Guest Comment: Crane-inspired scholarship contest open to high school seniors


Cranes are one of the oldest living bird species on Earth, dating back at least 2.5 million years. They are large, beautiful birds that dance, mate for life, and possess a haunting call that carries for over a mile.

Listed as an endangered bird in the state of Colorado in the 1970s, cranes have made a significant comeback, although they are still listed as a Level 1 species of concern.

Over the centuries, these ancient and iconic birds have inspired the work of artists, writers and poets. In turn, these artistic endeavors have helped raise awareness of cranes and inspire people to work to protect them.

Colorado Crane Conservation Coalition is a non-profit organization whose mission is the conservation and protection of Rocky Mountain sandhill cranes and their habitat through education and science. Since its inception in 2012, CCCC has used art as a way to connect people to cranes and their remarkable history.

In 2018, thanks to the generosity of donor, Gail Jensen, CCCC launched an annual scholarship competition that aims to both raise awareness of Greater Sandhill Cranes and encourage the arts among the younger generation.

The Crane-Inspired Creative Arts Scholarship Competition is open to all high school students in Routt and Moffat counties. A total of $10,000 in scholarships is awarded to contest winners.

To participate in the competition, high school students are invited to submit an application in one of the following two categories:

Written arts: a 750-1,500 word essay or story or a group of three poems, inspired by the Rocky Mountain Greater Sandhill Cranes

Visual arts: a painting, sketch, photograph or digital artwork, inspired by the sandhill cranes of Rocky Mountain Greater

The artwork must be original and accurately reflect the physical characteristics, behavior and habitat of Rocky Mountain Sandhill Cranes.

Contest participants are encouraged to do research in order to learn more about the ecology and life history of cranes. Applications should be submitted by March 25 to [email protected].

A panel of judges chosen by the coalition will review all submissions and select the winners.

Jennie Lay, freelance writer and adult program coordinator at the Bud Werner Library, has been a judge in the written arts category since the contest began.

“I love reading about how cranes have touched the lives of young people, inspiring them at the bus stop, on school trips, on walks with grandparents and at neighborhood nesting sites,” she said. “This contest is such a great way to share their admiration with the rest of the community and earn money for post-high school education in the process.”

All contest entries will be posted in April at a location in Steamboat Springs. Winners will be announced at the senior awards ceremony for each high school in the spring, on the coalition’s website, and on the podium at the annual Yampa Valley Crane Festival.

The first winner in each category will receive a $3,000 scholarship.

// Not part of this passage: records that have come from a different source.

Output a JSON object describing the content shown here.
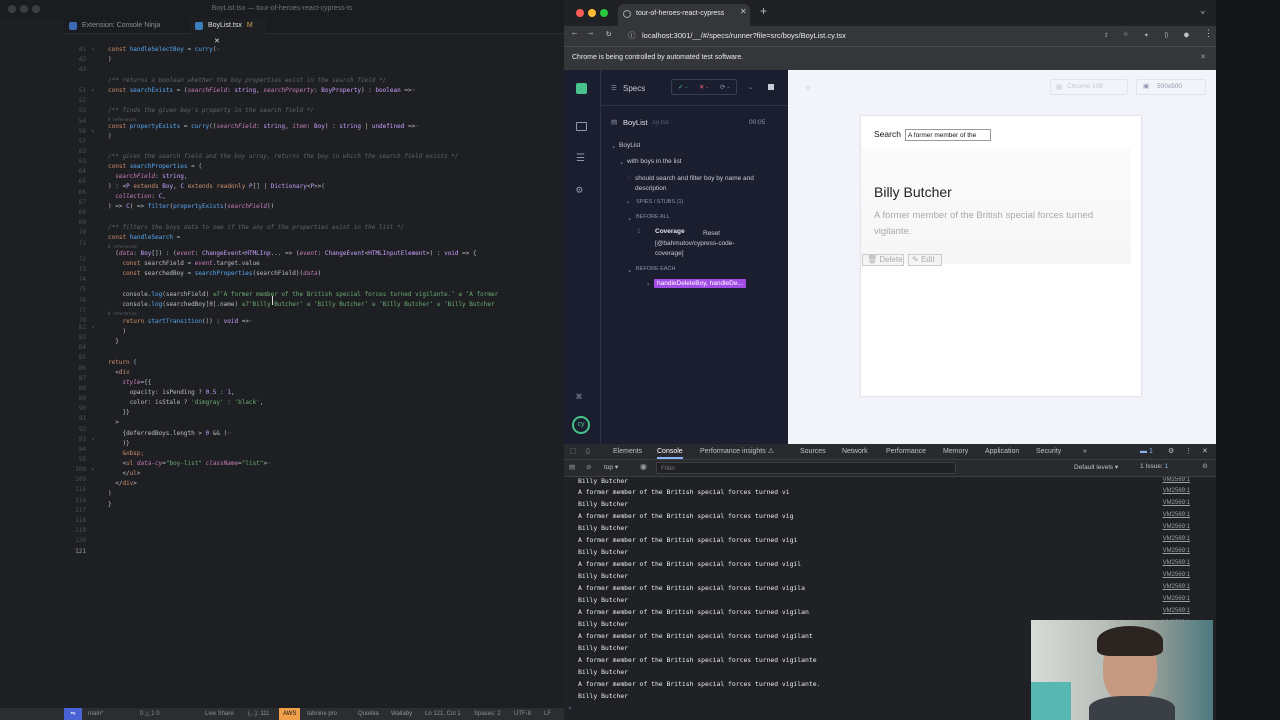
{
  "vscode": {
    "window_title": "BoyList.tsx — tour-of-heroes-react-cypress-ts",
    "tabs": [
      {
        "label": "Extension: Console Ninja"
      },
      {
        "label": "BoyList.tsx",
        "badge": "M"
      }
    ],
    "line_numbers": [
      "41",
      "42",
      "43",
      "51",
      "52",
      "53",
      "54",
      "56",
      "57",
      "62",
      "63",
      "64",
      "65",
      "66",
      "67",
      "68",
      "69",
      "70",
      "71",
      "72",
      "73",
      "74",
      "75",
      "76",
      "77",
      "78",
      "82",
      "83",
      "84",
      "85",
      "86",
      "87",
      "88",
      "89",
      "90",
      "91",
      "92",
      "93",
      "94",
      "95",
      "108",
      "109",
      "115",
      "116",
      "117",
      "118",
      "119",
      "120",
      "121"
    ],
    "refs": "0 references",
    "status": {
      "branch": "main*",
      "sync": "0 △ 1 0",
      "live_share": "Live Share",
      "braces": "{...}: 111",
      "aws": "AWS",
      "tabnine": "tabnine pro",
      "quokka": "Quokka",
      "wallaby": "Wallaby",
      "position": "Ln 121, Col 1",
      "spaces": "Spaces: 2",
      "encoding": "UTF-8",
      "eol": "LF"
    }
  },
  "chrome": {
    "tab_title": "tour-of-heroes-react-cypress",
    "url": "localhost:3001/__/#/specs/runner?file=src/boys/BoyList.cy.tsx",
    "automation_banner": "Chrome is being controlled by automated test software."
  },
  "cypress": {
    "specs_label": "Specs",
    "spec_file": "BoyList",
    "spec_ext": ".cy.tsx",
    "duration": "00:05",
    "suite": "BoyList",
    "context": "with boys in the list",
    "test": "should search and filter boy by name and description",
    "spies": "SPIES / STUBS (1)",
    "before_all": "BEFORE ALL",
    "cmd_num": "1",
    "cmd_name": "Coverage",
    "cmd_msg": "Reset [@bahmutov/cypress-code-coverage]",
    "before_each": "BEFORE EACH",
    "alias": "handleDeleteBoy, handleDe...",
    "browser": "Chrome 108",
    "viewport": "500x500"
  },
  "app": {
    "search_label": "Search",
    "search_value": "A former member of the",
    "boy_name": "Billy Butcher",
    "boy_desc": "A former member of the British special forces turned vigilante.",
    "delete_label": "Delete",
    "edit_label": "Edit"
  },
  "devtools": {
    "tabs": [
      "Elements",
      "Console",
      "Performance insights ⚠",
      "Sources",
      "Network",
      "Performance",
      "Memory",
      "Application",
      "Security",
      "»"
    ],
    "issues_badge": "1",
    "context": "top",
    "filter_placeholder": "Filter",
    "levels": "Default levels ▾",
    "issue_label": "1 Issue:",
    "issue_count": "1",
    "source": "VM2569:1",
    "logs": [
      "Billy Butcher",
      "A former member of the British special forces turned vi",
      "Billy Butcher",
      "A former member of the British special forces turned vig",
      "Billy Butcher",
      "A former member of the British special forces turned vigi",
      "Billy Butcher",
      "A former member of the British special forces turned vigil",
      "Billy Butcher",
      "A former member of the British special forces turned vigila",
      "Billy Butcher",
      "A former member of the British special forces turned vigilan",
      "Billy Butcher",
      "A former member of the British special forces turned vigilant",
      "Billy Butcher",
      "A former member of the British special forces turned vigilante",
      "Billy Butcher",
      "A former member of the British special forces turned vigilante.",
      "Billy Butcher"
    ]
  },
  "colors": {
    "accent": "#4956e3",
    "alias_bg": "#a24de6",
    "aws": "#f0a04b"
  },
  "icons": [
    "search-icon",
    "git-branch-icon",
    "gear-icon",
    "cypress-logo-icon",
    "keyboard-icon",
    "debug-icon",
    "eye-icon",
    "console-clear-icon"
  ]
}
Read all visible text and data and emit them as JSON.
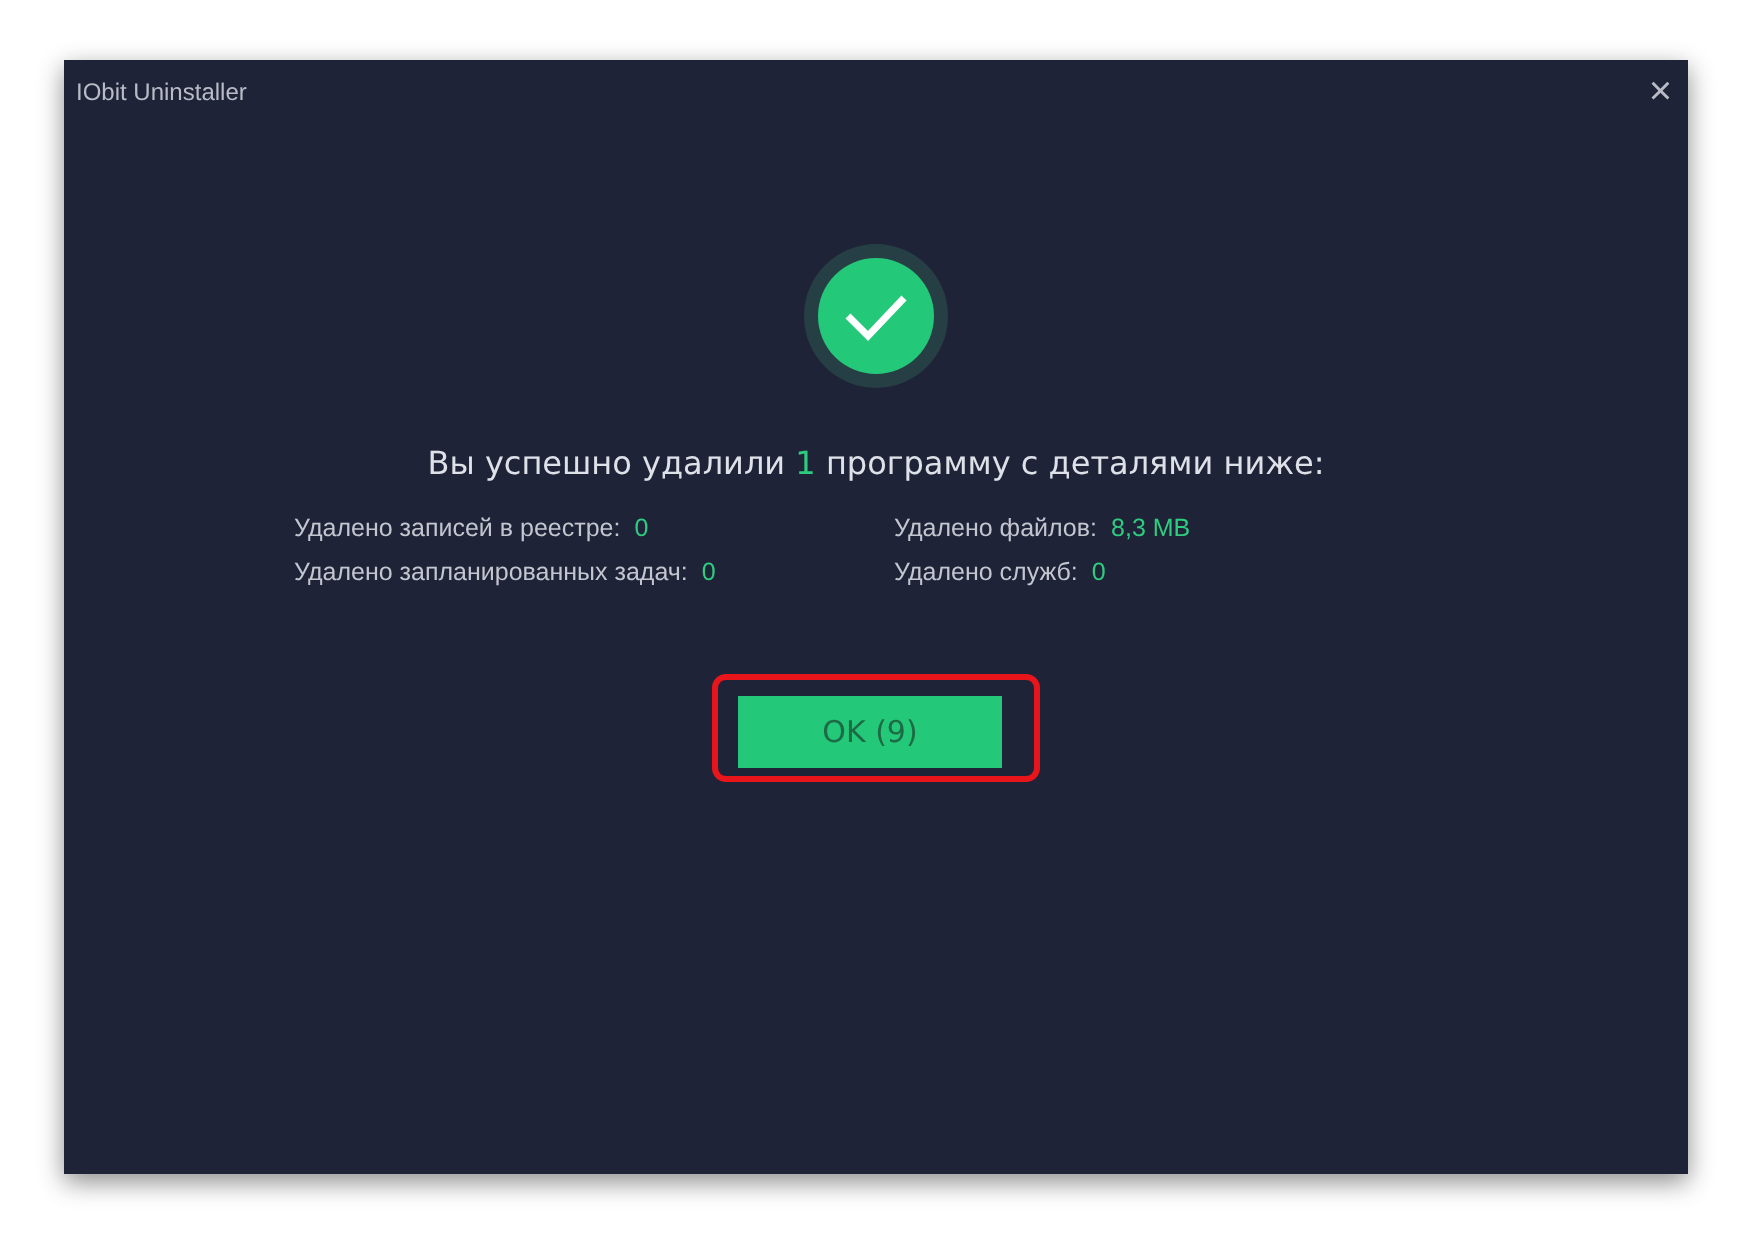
{
  "window": {
    "title": "IObit Uninstaller",
    "close": "×"
  },
  "status": {
    "kind": "success"
  },
  "message": {
    "before": "Вы успешно удалили ",
    "count": "1",
    "after": " программу с деталями ниже:"
  },
  "stats": [
    {
      "label": "Удалено записей в реестре:",
      "value": "0"
    },
    {
      "label": "Удалено файлов:",
      "value": "8,3 MB"
    },
    {
      "label": "Удалено запланированных задач:",
      "value": "0"
    },
    {
      "label": "Удалено служб:",
      "value": "0"
    }
  ],
  "button": {
    "label": "OK (9)",
    "highlighted": true
  }
}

The second place winner in each category will receive a $1,500 scholarship. An honorable mention scholarship worth $1,000 will be awarded to a participant in either of the two categories

In 2021, Leilani Ward was chosen as the first place winner in the Visual Arts category of this competition.

“Thank you so much for this amazing artistic opportunity and scholarship,” said Leilani. “I appreciate the support given to my studies and the expansion of my personal growth. Sandhill cranes are such a beautiful part of our community, and I’m glad I got to create something in their honor.

For more information, visit the CCCC website at Email your questions to [email protected].

Nancy Merrill is the president of the Colorado Crane Conservation Coalition, the nonprofit organization that presents this scholarship competition.


About Author

Comments are closed.